Prompt. Every word of the data must be reproduced in your reply exactly.

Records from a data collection
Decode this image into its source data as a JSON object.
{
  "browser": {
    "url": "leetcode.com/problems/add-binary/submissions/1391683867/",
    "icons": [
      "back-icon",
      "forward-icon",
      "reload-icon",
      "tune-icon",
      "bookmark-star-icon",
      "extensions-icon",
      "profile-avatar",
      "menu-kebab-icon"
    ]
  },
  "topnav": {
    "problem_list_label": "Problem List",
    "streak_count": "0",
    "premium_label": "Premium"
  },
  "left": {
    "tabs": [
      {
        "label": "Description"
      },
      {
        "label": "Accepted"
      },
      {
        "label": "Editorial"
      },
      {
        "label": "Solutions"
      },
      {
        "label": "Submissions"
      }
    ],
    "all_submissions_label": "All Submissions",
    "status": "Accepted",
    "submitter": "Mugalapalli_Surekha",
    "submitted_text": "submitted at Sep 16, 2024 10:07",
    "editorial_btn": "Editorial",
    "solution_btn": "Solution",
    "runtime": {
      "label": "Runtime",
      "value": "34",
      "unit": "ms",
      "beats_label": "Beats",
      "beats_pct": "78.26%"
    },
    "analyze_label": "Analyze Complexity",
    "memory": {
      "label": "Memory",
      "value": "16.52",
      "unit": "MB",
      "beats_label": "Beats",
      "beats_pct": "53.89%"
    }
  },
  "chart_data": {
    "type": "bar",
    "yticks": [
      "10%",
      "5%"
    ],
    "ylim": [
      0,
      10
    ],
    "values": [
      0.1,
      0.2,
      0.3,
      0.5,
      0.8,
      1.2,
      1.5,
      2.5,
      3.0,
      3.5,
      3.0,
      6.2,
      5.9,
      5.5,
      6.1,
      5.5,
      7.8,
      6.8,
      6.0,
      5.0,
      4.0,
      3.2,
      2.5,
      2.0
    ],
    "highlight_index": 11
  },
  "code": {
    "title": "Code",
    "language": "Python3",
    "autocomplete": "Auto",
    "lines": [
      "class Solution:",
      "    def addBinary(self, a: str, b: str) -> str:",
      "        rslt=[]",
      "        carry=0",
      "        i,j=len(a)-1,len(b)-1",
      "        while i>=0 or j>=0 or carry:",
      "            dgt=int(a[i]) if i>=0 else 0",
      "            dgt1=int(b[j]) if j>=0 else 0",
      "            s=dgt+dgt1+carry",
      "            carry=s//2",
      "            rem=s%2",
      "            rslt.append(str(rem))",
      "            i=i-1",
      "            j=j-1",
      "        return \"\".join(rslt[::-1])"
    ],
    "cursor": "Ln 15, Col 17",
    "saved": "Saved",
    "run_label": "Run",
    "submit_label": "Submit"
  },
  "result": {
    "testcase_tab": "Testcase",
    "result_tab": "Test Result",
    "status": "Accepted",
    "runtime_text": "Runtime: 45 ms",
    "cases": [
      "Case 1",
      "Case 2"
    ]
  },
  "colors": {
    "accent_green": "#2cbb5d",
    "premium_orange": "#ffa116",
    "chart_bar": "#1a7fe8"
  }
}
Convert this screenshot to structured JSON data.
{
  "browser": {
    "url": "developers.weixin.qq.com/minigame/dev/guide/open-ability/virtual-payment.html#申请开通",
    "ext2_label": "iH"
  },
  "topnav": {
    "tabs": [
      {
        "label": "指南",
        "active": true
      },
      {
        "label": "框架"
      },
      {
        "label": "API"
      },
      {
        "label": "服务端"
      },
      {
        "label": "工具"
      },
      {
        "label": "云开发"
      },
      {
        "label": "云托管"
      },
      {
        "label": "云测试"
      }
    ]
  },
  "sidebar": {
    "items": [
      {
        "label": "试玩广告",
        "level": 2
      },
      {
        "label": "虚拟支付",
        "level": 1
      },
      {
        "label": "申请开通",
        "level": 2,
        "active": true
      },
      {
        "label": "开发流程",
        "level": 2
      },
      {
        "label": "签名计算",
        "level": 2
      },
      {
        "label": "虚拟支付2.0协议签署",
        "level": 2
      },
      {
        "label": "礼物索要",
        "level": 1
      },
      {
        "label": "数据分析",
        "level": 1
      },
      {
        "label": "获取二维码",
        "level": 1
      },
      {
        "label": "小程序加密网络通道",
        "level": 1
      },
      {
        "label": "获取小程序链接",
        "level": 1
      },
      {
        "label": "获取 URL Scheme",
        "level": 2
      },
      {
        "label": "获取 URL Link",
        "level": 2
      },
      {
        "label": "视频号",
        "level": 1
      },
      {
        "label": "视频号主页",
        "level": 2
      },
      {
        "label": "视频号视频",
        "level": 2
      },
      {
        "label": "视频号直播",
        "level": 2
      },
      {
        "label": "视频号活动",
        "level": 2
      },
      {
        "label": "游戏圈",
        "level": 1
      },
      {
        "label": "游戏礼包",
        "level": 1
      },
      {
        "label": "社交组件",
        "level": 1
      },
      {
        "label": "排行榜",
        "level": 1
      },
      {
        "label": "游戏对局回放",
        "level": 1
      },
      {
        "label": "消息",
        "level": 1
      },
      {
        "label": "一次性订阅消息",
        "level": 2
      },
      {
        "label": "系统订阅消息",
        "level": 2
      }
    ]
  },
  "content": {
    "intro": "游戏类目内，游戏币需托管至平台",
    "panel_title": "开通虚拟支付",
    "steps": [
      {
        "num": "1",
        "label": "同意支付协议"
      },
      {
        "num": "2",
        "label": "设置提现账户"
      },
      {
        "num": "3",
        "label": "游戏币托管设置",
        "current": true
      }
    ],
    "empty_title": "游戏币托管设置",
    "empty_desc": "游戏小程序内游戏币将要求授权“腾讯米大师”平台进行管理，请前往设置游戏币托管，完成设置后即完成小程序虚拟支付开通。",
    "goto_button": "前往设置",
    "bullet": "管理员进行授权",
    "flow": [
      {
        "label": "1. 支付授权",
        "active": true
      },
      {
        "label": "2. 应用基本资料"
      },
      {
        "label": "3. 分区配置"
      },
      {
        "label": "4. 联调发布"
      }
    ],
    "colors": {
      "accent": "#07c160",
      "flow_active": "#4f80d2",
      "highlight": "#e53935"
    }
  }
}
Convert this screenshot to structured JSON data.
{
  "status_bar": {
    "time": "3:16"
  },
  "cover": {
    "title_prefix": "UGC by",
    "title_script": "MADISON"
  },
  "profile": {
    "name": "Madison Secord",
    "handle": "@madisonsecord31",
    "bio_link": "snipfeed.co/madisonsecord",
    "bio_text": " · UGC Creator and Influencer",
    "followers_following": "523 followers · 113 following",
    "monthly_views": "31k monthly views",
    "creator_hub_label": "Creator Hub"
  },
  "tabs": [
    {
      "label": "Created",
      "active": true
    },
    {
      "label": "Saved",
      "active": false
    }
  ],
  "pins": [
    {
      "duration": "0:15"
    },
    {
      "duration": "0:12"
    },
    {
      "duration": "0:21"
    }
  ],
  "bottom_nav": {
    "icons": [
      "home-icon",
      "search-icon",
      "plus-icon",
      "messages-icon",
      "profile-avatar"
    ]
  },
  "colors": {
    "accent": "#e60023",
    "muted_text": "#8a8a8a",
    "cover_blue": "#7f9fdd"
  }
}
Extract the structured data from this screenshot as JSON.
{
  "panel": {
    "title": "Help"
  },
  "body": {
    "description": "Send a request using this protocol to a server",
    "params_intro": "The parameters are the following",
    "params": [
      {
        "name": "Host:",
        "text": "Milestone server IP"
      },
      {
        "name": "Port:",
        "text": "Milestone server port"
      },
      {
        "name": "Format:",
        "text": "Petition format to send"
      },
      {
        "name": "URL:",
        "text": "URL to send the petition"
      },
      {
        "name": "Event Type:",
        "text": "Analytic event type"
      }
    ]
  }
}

Output of the exercise.
Decode this image into its source data as a JSON object.
{
  "browser": {
    "url": "leetcode.com/problems/add-binary/submissions/1391683867/",
    "icons": [
      "back-icon",
      "forward-icon",
      "reload-icon",
      "tune-icon",
      "bookmark-star-icon",
      "extensions-icon",
      "profile-avatar",
      "menu-kebab-icon"
    ]
  },
  "topnav": {
    "problem_list_label": "Problem List",
    "streak_count": "0",
    "premium_label": "Premium"
  },
  "left": {
    "tabs": [
      {
        "label": "Description"
      },
      {
        "label": "Accepted"
      },
      {
        "label": "Editorial"
      },
      {
        "label": "Solutions"
      },
      {
        "label": "Submissions"
      }
    ],
    "all_submissions_label": "All Submissions",
    "status": "Accepted",
    "submitter": "Mugalapalli_Surekha",
    "submitted_text": "submitted at Sep 16, 2024 10:07",
    "editorial_btn": "Editorial",
    "solution_btn": "Solution",
    "runtime": {
      "label": "Runtime",
      "value": "34",
      "unit": "ms",
      "beats_label": "Beats",
      "beats_pct": "78.26%"
    },
    "analyze_label": "Analyze Complexity",
    "memory": {
      "label": "Memory",
      "value": "16.52",
      "unit": "MB",
      "beats_label": "Beats",
      "beats_pct": "53.89%"
    }
  },
  "chart_data": {
    "type": "bar",
    "yticks": [
      "10%",
      "5%"
    ],
    "ylim": [
      0,
      10
    ],
    "values": [
      0.1,
      0.2,
      0.3,
      0.5,
      0.8,
      1.2,
      1.5,
      2.5,
      3.0,
      3.5,
      3.0,
      6.2,
      5.9,
      5.5,
      6.1,
      5.5,
      7.8,
      6.8,
      6.0,
      5.0,
      4.0,
      3.2,
      2.5,
      2.0
    ],
    "highlight_index": 11
  },
  "code": {
    "title": "Code",
    "language": "Python3",
    "autocomplete": "Auto",
    "lines": [
      "class Solution:",
      "    def addBinary(self, a: str, b: str) -> str:",
      "        rslt=[]",
      "        carry=0",
      "        i,j=len(a)-1,len(b)-1",
      "        while i>=0 or j>=0 or carry:",
      "            dgt=int(a[i]) if i>=0 else 0",
      "            dgt1=int(b[j]) if j>=0 else 0",
      "            s=dgt+dgt1+carry",
      "            carry=s//2",
      "            rem=s%2",
      "            rslt.append(str(rem))",
      "            i=i-1",
      "            j=j-1",
      "        return \"\".join(rslt[::-1])"
    ],
    "cursor": "Ln 15, Col 17",
    "saved": "Saved",
    "run_label": "Run",
    "submit_label": "Submit"
  },
  "result": {
    "testcase_tab": "Testcase",
    "result_tab": "Test Result",
    "status": "Accepted",
    "runtime_text": "Runtime: 45 ms",
    "cases": [
      "Case 1",
      "Case 2"
    ]
  },
  "colors": {
    "accent_green": "#2cbb5d",
    "premium_orange": "#ffa116",
    "chart_bar": "#1a7fe8"
  }
}
Convert this screenshot to structured JSON data.
{
  "browser": {
    "url": "developers.weixin.qq.com/minigame/dev/guide/open-ability/virtual-payment.html#申请开通",
    "ext2_label": "iH"
  },
  "topnav": {
    "tabs": [
      {
        "label": "指南",
        "active": true
      },
      {
        "label": "框架"
      },
      {
        "label": "API"
      },
      {
        "label": "服务端"
      },
      {
        "label": "工具"
      },
      {
        "label": "云开发"
      },
      {
        "label": "云托管"
      },
      {
        "label": "云测试"
      }
    ]
  },
  "sidebar": {
    "items": [
      {
        "label": "试玩广告",
        "level": 2
      },
      {
        "label": "虚拟支付",
        "level": 1
      },
      {
        "label": "申请开通",
        "level": 2,
        "active": true
      },
      {
        "label": "开发流程",
        "level": 2
      },
      {
        "label": "签名计算",
        "level": 2
      },
      {
        "label": "虚拟支付2.0协议签署",
        "level": 2
      },
      {
        "label": "礼物索要",
        "level": 1
      },
      {
        "label": "数据分析",
        "level": 1
      },
      {
        "label": "获取二维码",
        "level": 1
      },
      {
        "label": "小程序加密网络通道",
        "level": 1
      },
      {
        "label": "获取小程序链接",
        "level": 1
      },
      {
        "label": "获取 URL Scheme",
        "level": 2
      },
      {
        "label": "获取 URL Link",
        "level": 2
      },
      {
        "label": "视频号",
        "level": 1
      },
      {
        "label": "视频号主页",
        "level": 2
      },
      {
        "label": "视频号视频",
        "level": 2
      },
      {
        "label": "视频号直播",
        "level": 2
      },
      {
        "label": "视频号活动",
        "level": 2
      },
      {
        "label": "游戏圈",
        "level": 1
      },
      {
        "label": "游戏礼包",
        "level": 1
      },
      {
        "label": "社交组件",
        "level": 1
      },
      {
        "label": "排行榜",
        "level": 1
      },
      {
        "label": "游戏对局回放",
        "level": 1
      },
      {
        "label": "消息",
        "level": 1
      },
      {
        "label": "一次性订阅消息",
        "level": 2
      },
      {
        "label": "系统订阅消息",
        "level": 2
      }
    ]
  },
  "content": {
    "intro": "游戏类目内，游戏币需托管至平台",
    "panel_title": "开通虚拟支付",
    "steps": [
      {
        "num": "1",
        "label": "同意支付协议"
      },
      {
        "num": "2",
        "label": "设置提现账户"
      },
      {
        "num": "3",
        "label": "游戏币托管设置",
        "current": true
      }
    ],
    "empty_title": "游戏币托管设置",
    "empty_desc": "游戏小程序内游戏币将要求授权“腾讯米大师”平台进行管理，请前往设置游戏币托管，完成设置后即完成小程序虚拟支付开通。",
    "goto_button": "前往设置",
    "bullet": "管理员进行授权",
    "flow": [
      {
        "label": "1. 支付授权",
        "active": true
      },
      {
        "label": "2. 应用基本资料"
      },
      {
        "label": "3. 分区配置"
      },
      {
        "label": "4. 联调发布"
      }
    ],
    "colors": {
      "accent": "#07c160",
      "flow_active": "#4f80d2",
      "highlight": "#e53935"
    }
  }
}
Convert this screenshot to structured JSON data.
{
  "status_bar": {
    "time": "3:16"
  },
  "cover": {
    "title_prefix": "UGC by",
    "title_script": "MADISON"
  },
  "profile": {
    "name": "Madison Secord",
    "handle": "@madisonsecord31",
    "bio_link": "snipfeed.co/madisonsecord",
    "bio_text": " · UGC Creator and Influencer",
    "followers_following": "523 followers · 113 following",
    "monthly_views": "31k monthly views",
    "creator_hub_label": "Creator Hub"
  },
  "tabs": [
    {
      "label": "Created",
      "active": true
    },
    {
      "label": "Saved",
      "active": false
    }
  ],
  "pins": [
    {
      "duration": "0:15"
    },
    {
      "duration": "0:12"
    },
    {
      "duration": "0:21"
    }
  ],
  "bottom_nav": {
    "icons": [
      "home-icon",
      "search-icon",
      "plus-icon",
      "messages-icon",
      "profile-avatar"
    ]
  },
  "colors": {
    "accent": "#e60023",
    "muted_text": "#8a8a8a",
    "cover_blue": "#7f9fdd"
  }
}
Extract the structured data from this screenshot as JSON.
{
  "panel": {
    "title": "Help"
  },
  "body": {
    "description": "Send a request using this protocol to a server",
    "params_intro": "The parameters are the following",
    "params": [
      {
        "name": "Host:",
        "text": "Milestone server IP"
      },
      {
        "name": "Port:",
        "text": "Milestone server port"
      },
      {
        "name": "Format:",
        "text": "Petition format to send"
      },
      {
        "name": "URL:",
        "text": "URL to send the petition"
      },
      {
        "name": "Event Type:",
        "text": "Analytic event type"
      }
    ]
  }
}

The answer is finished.